(Items from an interface collection)
--- START ---

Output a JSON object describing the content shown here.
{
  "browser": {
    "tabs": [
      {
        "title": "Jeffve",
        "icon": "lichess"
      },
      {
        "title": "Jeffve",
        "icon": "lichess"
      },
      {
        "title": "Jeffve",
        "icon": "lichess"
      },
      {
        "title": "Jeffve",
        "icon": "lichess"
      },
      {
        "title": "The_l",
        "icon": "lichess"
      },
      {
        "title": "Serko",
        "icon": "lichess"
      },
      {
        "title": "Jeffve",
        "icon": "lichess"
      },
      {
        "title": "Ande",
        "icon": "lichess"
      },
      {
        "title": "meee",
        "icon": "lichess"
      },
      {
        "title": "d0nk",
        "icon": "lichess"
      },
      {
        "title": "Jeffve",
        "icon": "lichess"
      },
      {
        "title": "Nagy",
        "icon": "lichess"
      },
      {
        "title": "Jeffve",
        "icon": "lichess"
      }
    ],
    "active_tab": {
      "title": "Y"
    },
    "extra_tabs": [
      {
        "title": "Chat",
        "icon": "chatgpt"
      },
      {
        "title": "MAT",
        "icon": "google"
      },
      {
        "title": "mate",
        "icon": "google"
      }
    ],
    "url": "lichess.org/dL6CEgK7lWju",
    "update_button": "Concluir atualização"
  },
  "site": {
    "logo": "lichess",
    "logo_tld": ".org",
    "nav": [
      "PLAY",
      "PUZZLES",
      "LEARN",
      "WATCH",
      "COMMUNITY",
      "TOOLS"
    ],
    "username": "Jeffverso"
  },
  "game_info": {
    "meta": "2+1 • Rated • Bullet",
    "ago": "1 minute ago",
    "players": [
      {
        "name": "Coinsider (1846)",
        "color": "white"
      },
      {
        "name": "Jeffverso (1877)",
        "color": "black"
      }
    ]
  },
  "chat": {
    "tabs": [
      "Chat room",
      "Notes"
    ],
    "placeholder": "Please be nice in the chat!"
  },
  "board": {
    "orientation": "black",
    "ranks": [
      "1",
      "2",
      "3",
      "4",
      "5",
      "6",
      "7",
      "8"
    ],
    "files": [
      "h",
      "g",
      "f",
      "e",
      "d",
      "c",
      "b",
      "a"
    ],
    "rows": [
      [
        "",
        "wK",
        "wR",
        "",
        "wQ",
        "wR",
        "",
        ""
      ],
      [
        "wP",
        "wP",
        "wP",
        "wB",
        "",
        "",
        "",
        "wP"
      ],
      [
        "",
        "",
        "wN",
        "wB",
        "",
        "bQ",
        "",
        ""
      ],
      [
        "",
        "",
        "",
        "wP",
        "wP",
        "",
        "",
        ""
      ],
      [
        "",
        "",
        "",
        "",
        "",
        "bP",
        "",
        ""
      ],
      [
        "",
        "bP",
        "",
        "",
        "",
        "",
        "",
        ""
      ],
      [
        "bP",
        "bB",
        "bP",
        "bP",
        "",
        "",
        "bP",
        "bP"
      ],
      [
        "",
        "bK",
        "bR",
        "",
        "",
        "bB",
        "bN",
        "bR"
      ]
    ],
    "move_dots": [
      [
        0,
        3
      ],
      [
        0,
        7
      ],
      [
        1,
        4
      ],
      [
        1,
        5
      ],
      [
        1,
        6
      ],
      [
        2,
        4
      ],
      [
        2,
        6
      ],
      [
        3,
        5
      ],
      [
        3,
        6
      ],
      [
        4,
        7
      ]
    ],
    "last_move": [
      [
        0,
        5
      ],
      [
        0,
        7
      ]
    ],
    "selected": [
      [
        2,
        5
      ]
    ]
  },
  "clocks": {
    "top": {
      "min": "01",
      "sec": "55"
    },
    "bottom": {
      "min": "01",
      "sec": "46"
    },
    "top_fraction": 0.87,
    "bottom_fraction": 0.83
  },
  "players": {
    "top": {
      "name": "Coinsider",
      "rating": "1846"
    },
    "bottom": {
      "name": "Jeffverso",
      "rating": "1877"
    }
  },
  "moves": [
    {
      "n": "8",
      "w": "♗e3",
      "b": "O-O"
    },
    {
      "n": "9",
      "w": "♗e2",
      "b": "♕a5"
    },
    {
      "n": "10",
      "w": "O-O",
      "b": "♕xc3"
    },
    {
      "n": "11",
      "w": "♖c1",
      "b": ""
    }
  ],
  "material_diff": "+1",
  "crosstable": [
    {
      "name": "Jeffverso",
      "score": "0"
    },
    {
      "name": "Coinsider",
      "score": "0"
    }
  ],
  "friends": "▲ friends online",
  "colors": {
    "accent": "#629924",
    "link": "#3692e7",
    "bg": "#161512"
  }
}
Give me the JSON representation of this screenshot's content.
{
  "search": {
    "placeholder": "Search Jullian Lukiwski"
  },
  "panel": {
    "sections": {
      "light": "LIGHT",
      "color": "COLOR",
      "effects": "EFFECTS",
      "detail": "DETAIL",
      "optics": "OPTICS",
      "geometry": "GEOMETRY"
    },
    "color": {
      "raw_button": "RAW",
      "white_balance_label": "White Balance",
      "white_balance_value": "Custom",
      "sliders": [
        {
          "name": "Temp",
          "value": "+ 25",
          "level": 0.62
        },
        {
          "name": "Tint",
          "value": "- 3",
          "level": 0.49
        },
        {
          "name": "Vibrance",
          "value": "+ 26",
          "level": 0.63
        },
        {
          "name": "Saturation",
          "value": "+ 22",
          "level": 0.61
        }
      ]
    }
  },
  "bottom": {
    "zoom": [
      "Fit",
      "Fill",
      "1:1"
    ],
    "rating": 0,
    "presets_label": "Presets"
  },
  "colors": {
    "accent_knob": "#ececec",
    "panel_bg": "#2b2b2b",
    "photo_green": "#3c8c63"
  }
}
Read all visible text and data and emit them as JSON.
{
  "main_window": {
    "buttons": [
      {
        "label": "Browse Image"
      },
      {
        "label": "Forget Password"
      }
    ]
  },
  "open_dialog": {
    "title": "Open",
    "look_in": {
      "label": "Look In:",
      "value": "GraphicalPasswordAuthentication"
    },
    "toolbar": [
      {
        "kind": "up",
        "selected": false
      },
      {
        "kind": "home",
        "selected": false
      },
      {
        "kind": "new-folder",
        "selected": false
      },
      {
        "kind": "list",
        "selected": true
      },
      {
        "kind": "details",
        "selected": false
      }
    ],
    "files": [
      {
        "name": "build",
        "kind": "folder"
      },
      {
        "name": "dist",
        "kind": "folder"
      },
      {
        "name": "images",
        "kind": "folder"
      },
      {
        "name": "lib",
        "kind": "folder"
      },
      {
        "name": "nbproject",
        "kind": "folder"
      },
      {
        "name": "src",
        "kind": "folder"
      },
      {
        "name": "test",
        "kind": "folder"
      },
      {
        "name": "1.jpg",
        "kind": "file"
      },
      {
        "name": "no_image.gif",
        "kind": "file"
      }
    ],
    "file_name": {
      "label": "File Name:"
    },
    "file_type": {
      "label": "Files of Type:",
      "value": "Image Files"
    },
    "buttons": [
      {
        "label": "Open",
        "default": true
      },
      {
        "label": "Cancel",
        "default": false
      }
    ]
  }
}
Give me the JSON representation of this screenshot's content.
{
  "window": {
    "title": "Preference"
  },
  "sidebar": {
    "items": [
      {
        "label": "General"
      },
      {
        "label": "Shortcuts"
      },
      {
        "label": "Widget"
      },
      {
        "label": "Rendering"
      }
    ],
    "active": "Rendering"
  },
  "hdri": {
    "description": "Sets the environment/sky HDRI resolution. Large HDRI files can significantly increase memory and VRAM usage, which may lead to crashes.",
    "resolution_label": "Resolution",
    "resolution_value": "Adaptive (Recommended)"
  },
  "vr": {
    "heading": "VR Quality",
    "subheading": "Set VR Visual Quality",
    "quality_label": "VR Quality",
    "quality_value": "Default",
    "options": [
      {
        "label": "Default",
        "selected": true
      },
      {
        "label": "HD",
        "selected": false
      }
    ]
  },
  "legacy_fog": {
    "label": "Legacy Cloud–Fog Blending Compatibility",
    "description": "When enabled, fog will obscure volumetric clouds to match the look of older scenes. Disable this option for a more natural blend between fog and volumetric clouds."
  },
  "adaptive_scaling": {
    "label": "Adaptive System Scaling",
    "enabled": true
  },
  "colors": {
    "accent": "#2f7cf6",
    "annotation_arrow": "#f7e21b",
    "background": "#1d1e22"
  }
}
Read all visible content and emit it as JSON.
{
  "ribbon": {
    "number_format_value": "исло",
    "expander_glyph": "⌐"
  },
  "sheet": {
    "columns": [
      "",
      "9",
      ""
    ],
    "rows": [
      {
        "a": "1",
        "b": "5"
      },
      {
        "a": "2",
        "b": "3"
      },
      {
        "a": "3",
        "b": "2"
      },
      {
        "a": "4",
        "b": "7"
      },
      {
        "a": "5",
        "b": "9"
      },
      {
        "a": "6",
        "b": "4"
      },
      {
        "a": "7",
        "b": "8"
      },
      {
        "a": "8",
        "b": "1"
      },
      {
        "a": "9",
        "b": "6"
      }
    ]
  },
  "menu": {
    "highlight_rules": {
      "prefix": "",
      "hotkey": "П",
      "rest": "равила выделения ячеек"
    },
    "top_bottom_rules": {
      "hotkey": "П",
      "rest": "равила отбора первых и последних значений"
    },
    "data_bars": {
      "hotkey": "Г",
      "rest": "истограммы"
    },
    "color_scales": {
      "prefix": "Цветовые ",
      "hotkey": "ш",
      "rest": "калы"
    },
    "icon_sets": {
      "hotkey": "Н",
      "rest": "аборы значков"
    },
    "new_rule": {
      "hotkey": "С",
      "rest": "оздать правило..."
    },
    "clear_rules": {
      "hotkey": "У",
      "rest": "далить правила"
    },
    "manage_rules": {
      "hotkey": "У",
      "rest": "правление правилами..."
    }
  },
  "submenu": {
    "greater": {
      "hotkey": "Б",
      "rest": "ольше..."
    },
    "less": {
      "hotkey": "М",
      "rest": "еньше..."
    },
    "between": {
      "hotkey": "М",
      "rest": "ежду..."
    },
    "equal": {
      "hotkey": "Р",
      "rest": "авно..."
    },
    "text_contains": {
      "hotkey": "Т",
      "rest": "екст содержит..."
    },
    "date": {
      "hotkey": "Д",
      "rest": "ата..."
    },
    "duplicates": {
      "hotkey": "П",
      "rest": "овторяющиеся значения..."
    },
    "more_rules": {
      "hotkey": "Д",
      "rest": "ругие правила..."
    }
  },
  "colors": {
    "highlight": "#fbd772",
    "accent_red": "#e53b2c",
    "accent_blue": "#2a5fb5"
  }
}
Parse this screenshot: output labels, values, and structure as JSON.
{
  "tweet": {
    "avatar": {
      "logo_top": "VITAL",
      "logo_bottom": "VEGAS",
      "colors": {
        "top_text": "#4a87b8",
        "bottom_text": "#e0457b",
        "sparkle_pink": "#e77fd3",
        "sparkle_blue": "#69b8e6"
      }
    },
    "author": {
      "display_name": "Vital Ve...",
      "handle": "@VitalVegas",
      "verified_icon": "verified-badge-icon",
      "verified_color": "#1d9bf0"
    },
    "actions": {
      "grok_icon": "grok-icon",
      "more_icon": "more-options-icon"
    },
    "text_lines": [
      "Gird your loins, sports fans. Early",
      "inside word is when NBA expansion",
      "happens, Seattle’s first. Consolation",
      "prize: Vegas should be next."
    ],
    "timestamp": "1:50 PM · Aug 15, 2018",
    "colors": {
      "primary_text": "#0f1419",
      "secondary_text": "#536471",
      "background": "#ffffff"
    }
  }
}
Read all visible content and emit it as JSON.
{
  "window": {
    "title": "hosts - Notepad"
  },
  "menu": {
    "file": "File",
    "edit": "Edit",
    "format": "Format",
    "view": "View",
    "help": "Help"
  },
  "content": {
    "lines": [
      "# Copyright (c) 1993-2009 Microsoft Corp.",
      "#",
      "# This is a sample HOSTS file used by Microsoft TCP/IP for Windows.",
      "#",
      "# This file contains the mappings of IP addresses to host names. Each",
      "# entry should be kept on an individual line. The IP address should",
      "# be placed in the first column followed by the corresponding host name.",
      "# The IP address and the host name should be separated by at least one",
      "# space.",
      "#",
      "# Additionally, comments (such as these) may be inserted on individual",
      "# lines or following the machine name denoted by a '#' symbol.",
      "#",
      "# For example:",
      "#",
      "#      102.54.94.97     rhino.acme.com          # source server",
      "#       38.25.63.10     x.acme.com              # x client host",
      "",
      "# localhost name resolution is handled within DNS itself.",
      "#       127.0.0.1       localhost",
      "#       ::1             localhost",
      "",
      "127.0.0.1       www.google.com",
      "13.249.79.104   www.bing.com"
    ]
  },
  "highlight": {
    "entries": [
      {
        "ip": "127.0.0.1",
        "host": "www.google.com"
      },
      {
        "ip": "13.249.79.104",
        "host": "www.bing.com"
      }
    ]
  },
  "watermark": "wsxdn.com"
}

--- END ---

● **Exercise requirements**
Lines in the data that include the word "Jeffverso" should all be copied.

● **Completed exercise**
    "username": "Jeffverso"
        "name": "Jeffverso (1877)",
      "name": "Jeffverso",
      "name": "Jeffverso",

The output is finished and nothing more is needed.